> _Problem statement_:
Without omitting anything, copy every entry word for word.

> _Material provided_:
=== Section Start ===

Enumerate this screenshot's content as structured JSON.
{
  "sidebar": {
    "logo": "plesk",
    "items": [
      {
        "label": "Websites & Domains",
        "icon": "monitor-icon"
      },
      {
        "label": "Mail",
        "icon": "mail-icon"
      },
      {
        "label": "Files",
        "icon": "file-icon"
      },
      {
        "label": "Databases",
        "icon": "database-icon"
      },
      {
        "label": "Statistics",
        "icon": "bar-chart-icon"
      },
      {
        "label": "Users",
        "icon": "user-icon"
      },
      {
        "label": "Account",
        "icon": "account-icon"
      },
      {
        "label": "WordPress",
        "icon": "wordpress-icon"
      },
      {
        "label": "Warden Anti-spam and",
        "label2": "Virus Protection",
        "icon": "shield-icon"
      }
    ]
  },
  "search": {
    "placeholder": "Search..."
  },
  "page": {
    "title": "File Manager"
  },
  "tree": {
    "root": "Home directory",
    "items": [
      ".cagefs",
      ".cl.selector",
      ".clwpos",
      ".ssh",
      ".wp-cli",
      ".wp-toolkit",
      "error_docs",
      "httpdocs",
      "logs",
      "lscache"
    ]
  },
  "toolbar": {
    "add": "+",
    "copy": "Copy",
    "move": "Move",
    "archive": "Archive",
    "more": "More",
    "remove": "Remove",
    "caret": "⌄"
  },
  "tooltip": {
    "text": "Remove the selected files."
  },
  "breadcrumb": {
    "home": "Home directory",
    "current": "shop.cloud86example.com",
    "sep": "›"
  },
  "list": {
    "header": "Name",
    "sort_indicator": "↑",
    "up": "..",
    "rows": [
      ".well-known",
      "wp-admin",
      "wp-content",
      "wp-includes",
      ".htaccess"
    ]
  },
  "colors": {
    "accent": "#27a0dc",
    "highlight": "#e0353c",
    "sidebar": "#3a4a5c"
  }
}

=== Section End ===

> _Result for this exercise_:
Enumerate this screenshot's content as structured JSON.
{
  "sidebar": {
    "logo": "plesk",
    "items": [
      {
        "label": "Websites & Domains",
        "icon": "monitor-icon"
      },
      {
        "label": "Mail",
        "icon": "mail-icon"
      },
      {
        "label": "Files",
        "icon": "file-icon"
      },
      {
        "label": "Databases",
        "icon": "database-icon"
      },
      {
        "label": "Statistics",
        "icon": "bar-chart-icon"
      },
      {
        "label": "Users",
        "icon": "user-icon"
      },
      {
        "label": "Account",
        "icon": "account-icon"
      },
      {
        "label": "WordPress",
        "icon": "wordpress-icon"
      },
      {
        "label": "Warden Anti-spam and",
        "label2": "Virus Protection",
        "icon": "shield-icon"
      }
    ]
  },
  "search": {
    "placeholder": "Search..."
  },
  "page": {
    "title": "File Manager"
  },
  "tree": {
    "root": "Home directory",
    "items": [
      ".cagefs",
      ".cl.selector",
      ".clwpos",
      ".ssh",
      ".wp-cli",
      ".wp-toolkit",
      "error_docs",
      "httpdocs",
      "logs",
      "lscache"
    ]
  },
  "toolbar": {
    "add": "+",
    "copy": "Copy",
    "move": "Move",
    "archive": "Archive",
    "more": "More",
    "remove": "Remove",
    "caret": "⌄"
  },
  "tooltip": {
    "text": "Remove the selected files."
  },
  "breadcrumb": {
    "home": "Home directory",
    "current": "shop.cloud86example.com",
    "sep": "›"
  },
  "list": {
    "header": "Name",
    "sort_indicator": "↑",
    "up": "..",
    "rows": [
      ".well-known",
      "wp-admin",
      "wp-content",
      "wp-includes",
      ".htaccess"
    ]
  },
  "colors": {
    "accent": "#27a0dc",
    "highlight": "#e0353c",
    "sidebar": "#3a4a5c"
  }
}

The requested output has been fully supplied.